PROBLEM -> How many of the lines below hold "Fiscal"? Only the number, please.
START RECORDED DATA
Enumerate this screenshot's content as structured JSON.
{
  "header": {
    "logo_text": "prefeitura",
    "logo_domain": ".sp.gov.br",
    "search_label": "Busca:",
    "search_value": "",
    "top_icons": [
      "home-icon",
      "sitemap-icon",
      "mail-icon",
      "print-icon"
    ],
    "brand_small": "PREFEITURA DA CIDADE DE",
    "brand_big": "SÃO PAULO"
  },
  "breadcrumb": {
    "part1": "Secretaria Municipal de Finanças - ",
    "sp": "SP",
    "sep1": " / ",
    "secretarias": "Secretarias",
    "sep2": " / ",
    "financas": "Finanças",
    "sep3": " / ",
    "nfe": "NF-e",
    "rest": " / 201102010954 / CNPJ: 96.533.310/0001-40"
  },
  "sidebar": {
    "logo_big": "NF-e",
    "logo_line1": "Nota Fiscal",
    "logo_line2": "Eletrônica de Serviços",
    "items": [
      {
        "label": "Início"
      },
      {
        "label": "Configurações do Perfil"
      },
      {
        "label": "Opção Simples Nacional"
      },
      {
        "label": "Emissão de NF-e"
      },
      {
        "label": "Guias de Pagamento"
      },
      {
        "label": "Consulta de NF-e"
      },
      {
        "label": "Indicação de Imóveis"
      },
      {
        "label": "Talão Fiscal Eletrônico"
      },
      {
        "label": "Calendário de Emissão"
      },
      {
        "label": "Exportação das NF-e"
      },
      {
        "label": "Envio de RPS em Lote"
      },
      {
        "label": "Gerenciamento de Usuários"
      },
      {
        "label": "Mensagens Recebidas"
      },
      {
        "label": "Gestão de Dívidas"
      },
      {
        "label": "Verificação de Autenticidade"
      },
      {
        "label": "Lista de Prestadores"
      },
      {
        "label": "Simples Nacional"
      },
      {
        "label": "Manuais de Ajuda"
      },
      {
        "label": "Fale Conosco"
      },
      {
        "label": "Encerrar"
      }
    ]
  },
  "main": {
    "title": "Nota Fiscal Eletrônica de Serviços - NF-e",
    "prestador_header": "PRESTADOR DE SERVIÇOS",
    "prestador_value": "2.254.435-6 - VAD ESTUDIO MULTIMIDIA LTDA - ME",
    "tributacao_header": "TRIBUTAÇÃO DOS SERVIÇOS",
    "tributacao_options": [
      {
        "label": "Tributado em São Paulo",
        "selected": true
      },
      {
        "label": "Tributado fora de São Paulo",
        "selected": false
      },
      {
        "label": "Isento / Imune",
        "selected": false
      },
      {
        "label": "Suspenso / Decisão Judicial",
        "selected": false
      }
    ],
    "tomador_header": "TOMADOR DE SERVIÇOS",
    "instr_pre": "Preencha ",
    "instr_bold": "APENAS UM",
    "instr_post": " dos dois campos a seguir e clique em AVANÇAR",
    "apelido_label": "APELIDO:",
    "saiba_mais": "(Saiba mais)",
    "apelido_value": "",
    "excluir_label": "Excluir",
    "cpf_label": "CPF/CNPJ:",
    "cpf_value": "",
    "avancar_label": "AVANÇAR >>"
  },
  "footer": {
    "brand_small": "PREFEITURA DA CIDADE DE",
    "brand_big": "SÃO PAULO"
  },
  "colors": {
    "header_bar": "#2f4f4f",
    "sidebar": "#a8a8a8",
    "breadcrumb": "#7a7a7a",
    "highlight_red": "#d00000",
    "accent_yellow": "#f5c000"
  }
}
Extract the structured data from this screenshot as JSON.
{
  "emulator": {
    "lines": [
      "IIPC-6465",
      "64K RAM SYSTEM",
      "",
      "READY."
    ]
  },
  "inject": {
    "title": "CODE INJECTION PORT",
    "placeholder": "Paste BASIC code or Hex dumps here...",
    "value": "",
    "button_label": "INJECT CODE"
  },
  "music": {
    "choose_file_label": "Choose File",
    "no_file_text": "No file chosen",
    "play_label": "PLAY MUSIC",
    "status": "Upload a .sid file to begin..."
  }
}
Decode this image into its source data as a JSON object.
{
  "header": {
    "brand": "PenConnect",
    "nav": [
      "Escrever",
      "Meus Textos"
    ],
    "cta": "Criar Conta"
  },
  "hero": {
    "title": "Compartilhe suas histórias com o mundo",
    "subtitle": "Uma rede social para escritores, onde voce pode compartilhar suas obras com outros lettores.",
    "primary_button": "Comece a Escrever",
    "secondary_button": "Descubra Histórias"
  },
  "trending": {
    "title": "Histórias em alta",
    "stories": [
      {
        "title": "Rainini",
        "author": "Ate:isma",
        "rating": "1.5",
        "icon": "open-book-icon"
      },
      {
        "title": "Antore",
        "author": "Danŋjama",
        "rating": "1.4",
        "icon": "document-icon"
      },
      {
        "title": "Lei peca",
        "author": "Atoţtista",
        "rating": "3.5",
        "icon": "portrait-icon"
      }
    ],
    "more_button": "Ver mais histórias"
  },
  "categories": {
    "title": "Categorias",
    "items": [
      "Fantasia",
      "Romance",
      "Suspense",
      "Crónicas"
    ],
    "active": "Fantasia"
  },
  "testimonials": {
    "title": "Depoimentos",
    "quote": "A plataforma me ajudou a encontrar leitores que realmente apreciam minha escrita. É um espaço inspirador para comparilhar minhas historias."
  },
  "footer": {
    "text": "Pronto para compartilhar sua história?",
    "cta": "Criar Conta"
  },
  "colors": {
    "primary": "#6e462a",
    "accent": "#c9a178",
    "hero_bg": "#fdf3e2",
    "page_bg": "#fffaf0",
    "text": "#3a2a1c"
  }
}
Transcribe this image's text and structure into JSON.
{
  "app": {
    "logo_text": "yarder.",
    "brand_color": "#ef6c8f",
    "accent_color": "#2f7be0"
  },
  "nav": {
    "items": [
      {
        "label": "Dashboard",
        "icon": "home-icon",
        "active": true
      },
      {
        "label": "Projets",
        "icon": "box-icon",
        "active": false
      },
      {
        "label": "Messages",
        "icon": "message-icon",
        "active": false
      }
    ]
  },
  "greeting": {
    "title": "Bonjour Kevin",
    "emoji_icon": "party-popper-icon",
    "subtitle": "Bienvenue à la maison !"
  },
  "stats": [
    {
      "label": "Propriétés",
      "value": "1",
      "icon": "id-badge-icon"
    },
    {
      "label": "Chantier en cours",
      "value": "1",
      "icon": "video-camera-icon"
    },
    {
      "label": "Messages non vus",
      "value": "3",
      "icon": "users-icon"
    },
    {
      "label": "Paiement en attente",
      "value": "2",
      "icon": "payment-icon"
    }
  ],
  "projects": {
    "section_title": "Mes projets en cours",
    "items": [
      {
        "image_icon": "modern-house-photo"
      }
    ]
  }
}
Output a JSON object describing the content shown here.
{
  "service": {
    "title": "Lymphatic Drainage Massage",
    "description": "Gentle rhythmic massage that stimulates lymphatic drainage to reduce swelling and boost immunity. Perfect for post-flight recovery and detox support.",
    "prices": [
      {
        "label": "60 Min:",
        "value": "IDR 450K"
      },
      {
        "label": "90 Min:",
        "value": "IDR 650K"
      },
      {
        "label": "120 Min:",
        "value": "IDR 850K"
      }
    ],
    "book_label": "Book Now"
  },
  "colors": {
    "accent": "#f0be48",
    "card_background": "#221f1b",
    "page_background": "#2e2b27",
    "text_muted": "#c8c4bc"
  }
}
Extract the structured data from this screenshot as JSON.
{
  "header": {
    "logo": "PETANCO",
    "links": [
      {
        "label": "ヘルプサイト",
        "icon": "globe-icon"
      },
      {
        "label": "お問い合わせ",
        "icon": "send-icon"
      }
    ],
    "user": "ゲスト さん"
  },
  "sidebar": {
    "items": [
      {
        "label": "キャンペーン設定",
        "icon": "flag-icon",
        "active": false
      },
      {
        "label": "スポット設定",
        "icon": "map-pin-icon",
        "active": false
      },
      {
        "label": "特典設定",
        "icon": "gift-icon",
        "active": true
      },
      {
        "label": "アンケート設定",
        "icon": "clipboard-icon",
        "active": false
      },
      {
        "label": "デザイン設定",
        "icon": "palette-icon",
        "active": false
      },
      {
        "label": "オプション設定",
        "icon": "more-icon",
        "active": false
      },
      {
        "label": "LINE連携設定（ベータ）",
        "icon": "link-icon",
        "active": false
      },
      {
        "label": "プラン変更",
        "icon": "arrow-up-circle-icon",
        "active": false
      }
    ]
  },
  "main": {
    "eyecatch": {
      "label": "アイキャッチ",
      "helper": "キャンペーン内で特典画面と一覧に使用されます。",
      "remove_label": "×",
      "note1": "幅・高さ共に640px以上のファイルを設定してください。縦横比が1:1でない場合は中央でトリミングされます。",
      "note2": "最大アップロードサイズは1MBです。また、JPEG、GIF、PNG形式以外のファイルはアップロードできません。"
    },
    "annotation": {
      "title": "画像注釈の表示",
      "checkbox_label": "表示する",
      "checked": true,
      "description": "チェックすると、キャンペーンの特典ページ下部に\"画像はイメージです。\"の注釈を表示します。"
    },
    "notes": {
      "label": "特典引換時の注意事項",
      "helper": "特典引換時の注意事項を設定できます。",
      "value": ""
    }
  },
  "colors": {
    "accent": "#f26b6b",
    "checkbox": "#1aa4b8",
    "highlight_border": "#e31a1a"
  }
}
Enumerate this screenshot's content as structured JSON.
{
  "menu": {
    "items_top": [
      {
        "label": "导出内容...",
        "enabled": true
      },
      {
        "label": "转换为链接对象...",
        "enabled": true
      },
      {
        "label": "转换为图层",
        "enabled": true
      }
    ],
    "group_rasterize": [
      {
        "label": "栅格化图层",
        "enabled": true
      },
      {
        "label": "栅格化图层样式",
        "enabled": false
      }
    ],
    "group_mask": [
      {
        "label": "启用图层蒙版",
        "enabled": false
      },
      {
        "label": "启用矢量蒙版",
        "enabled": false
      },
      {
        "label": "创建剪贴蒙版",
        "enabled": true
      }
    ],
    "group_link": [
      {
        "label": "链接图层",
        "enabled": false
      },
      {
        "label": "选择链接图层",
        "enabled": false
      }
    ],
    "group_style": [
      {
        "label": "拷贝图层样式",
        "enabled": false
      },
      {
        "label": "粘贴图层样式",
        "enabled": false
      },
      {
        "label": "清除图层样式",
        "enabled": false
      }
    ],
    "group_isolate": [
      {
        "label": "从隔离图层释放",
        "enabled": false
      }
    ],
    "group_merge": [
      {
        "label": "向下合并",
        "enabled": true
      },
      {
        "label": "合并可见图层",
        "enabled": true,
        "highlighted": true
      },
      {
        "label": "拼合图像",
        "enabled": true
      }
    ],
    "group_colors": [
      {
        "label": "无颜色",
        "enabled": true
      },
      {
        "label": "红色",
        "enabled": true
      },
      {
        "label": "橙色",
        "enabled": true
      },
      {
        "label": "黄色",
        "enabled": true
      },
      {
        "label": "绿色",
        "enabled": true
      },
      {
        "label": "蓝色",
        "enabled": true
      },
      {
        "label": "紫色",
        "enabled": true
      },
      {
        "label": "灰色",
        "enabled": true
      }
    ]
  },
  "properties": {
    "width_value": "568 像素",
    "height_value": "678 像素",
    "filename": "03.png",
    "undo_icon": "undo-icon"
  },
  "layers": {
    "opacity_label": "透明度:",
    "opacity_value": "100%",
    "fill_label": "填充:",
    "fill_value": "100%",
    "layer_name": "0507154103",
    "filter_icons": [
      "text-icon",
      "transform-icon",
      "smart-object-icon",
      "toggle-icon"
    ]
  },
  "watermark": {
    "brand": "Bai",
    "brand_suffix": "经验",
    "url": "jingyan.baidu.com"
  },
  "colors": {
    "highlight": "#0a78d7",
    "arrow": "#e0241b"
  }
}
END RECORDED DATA
OUTPUT FOR THIS EXERCISE -> 3